How do you know who is the intended audience?

How do you know who is the intended audience?

When the writer knows who the audience is, he or she can use specific language, details, and examples to speak directly to that audience. If you are not the intended audience, it may be more difficult for you to comprehend. the piece. You can determine the audience by identifying where the reading is located.

How does Aristotle argue that rhetoric is an art?

How does Aristotle justify his belief that rhetoric is an art? Some people use rhetoric unintentionally and some purposefully and since it would be possible to determine systematically the reason for success behind both of these, Aristotle defines rhetoric as an art.

What does it mean to identify with your audience?

Knowing who your audience is means that you can adapt the content of your writing to address the main concerns of your audience. And if you know your readers are specialists in a particular area, the writing style should acknowledge this and differ from an article written on the same topic for the general public.

What is artless proof?

Richard Nordquist. Updated January 21, 2020. In classical rhetoric, inartistic proofs are proofs (or means of persuasion) that are not created by a speaker; that is, proofs that are applied rather than invented. Contrast with artistic proofs. Also called extrinsic proofs or artless proofs.

What is the most important artistic proof?

Out of all the artistic proofs, I believe logos to be the most important one. This is because logos is the one that is most likely to appeal to a large audience (as it relies on reason, a quality everyone possesses).

What is an example of inartistic proof?

Inartistic proofs, as opposed to artistic proofs (ethos, pathos, logos), are factual, uncontrollable appeals. They can be actual evidence, or simply the location of a speech. Some examples of inartistic proofs include laws, contracts, expert testimony, oaths, witnesses, statistics, and any other form of data.

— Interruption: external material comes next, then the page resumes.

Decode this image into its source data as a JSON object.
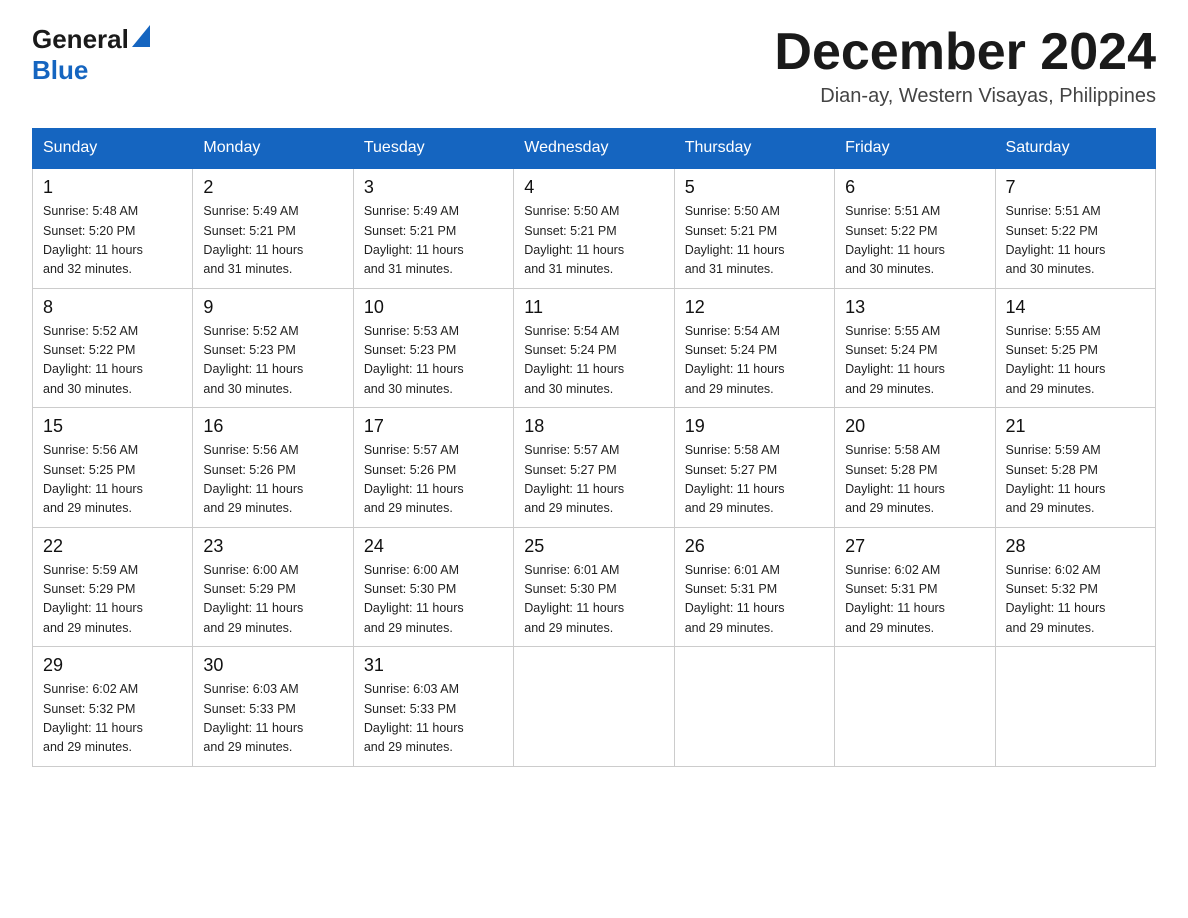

What are the elements of a good persuasive writing?

Three Elements of Persuasion – Ethos, Pathos, logos

  • Logos. Logos refers to the logic, the words, and the reasons in your argument.
  • Ethos. The second aspect of persuasion—ethos—refers to your character, ethics, and your believability when you speak.
  • Pathos.

What is the difference between artistic proofs and inartistic proof?

Artistic and Inartistic Proofs An artistic proof is created by the rhetorician and encompasses the appeals, canons, and most of the techniques given below. An inartistic proof is a proof that exists outside the rhetorician such as surveys, polls, testimonies, statistics, facts, and data.

Which of the following are inartistic proofs?

There are, according to Aristotle, five types of inartistic proofs: laws, contracts, witnesses, tortures, and oaths.

What artistic proofs mean?

Artistic proof is a term used in classical rhetoric and it refers to the means of persuasion that a speaker could employ. ‘Proof’ being the actual mean of persuasion. The three types of persuasion proposed by Aristotle are: Ethos: ethical, having to do with human character and goodness.

What is the most powerful form of persuasion?

Pathos. Most simply, pathos is the appeal to our human emotions. We’re more often moved by our emotions than by logic or common sense, so pathos is a powerful mode of persuasion. As a writer, your job is to make the audience feel connected with your topic.

What are the 5 elements of persuasion?

Persuasion is part of the communications process. The five basic elements of persuasion–source, message, medium, public and effect.

What are the 3 persuasive techniques?

Ethos, Pathos, and Logos are referred to as the 3 Persuasive Appeals (Aristotle coined the terms) and are all represented by Greek words.

What are persuasive techniques in writing?

In order to be a more influential writer, there are a few persuasive writing techniques a writer may utilize:

  • Pick a topic you’re passionate about.
  • Know your audience.
  • Hook the reader’s attention.
  • Research both sides.
  • Be empathetic.
  • Ask rhetorical questions.
  • Emphasize your point.
  • Repeat yourself.

What are the three artistic proofs?

The Artistic (Rhetorical) Proofs – Ethos, Pathos, Logos “Of the modes of persuasion furnished by the spoken word there are three kinds.